→ **Required work**
Copy the entries exactly, leaving out nothing.

*** Opening of Supplied records ***

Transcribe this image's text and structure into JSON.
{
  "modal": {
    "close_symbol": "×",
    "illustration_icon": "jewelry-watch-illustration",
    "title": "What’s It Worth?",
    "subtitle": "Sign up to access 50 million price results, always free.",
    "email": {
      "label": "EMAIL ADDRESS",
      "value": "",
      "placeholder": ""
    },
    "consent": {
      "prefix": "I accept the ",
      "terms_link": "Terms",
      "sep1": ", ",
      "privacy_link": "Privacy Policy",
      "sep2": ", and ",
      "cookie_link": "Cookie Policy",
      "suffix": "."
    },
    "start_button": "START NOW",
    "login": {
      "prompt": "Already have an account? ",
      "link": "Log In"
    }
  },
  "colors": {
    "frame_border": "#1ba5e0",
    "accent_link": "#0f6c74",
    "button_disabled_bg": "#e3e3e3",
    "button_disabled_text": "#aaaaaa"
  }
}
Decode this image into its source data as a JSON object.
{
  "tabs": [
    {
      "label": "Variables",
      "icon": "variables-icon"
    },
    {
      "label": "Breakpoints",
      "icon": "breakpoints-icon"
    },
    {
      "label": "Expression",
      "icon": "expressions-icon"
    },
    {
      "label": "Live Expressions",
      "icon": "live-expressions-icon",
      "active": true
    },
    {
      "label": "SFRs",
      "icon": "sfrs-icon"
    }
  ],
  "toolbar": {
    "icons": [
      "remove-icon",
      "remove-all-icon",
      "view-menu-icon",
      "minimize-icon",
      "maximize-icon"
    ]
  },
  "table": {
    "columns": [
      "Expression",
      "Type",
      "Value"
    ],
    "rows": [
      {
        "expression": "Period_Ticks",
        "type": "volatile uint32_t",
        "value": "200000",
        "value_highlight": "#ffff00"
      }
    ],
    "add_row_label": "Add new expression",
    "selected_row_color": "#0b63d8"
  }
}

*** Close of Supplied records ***

→ **Answer box**
Transcribe this image's text and structure into JSON.
{
  "modal": {
    "close_symbol": "×",
    "illustration_icon": "jewelry-watch-illustration",
    "title": "What’s It Worth?",
    "subtitle": "Sign up to access 50 million price results, always free.",
    "email": {
      "label": "EMAIL ADDRESS",
      "value": "",
      "placeholder": ""
    },
    "consent": {
      "prefix": "I accept the ",
      "terms_link": "Terms",
      "sep1": ", ",
      "privacy_link": "Privacy Policy",
      "sep2": ", and ",
      "cookie_link": "Cookie Policy",
      "suffix": "."
    },
    "start_button": "START NOW",
    "login": {
      "prompt": "Already have an account? ",
      "link": "Log In"
    }
  },
  "colors": {
    "frame_border": "#1ba5e0",
    "accent_link": "#0f6c74",
    "button_disabled_bg": "#e3e3e3",
    "button_disabled_text": "#aaaaaa"
  }
}
Decode this image into its source data as a JSON object.
{
  "tabs": [
    {
      "label": "Variables",
      "icon": "variables-icon"
    },
    {
      "label": "Breakpoints",
      "icon": "breakpoints-icon"
    },
    {
      "label": "Expression",
      "icon": "expressions-icon"
    },
    {
      "label": "Live Expressions",
      "icon": "live-expressions-icon",
      "active": true
    },
    {
      "label": "SFRs",
      "icon": "sfrs-icon"
    }
  ],
  "toolbar": {
    "icons": [
      "remove-icon",
      "remove-all-icon",
      "view-menu-icon",
      "minimize-icon",
      "maximize-icon"
    ]
  },
  "table": {
    "columns": [
      "Expression",
      "Type",
      "Value"
    ],
    "rows": [
      {
        "expression": "Period_Ticks",
        "type": "volatile uint32_t",
        "value": "200000",
        "value_highlight": "#ffff00"
      }
    ],
    "add_row_label": "Add new expression",
    "selected_row_color": "#0b63d8"
  }
}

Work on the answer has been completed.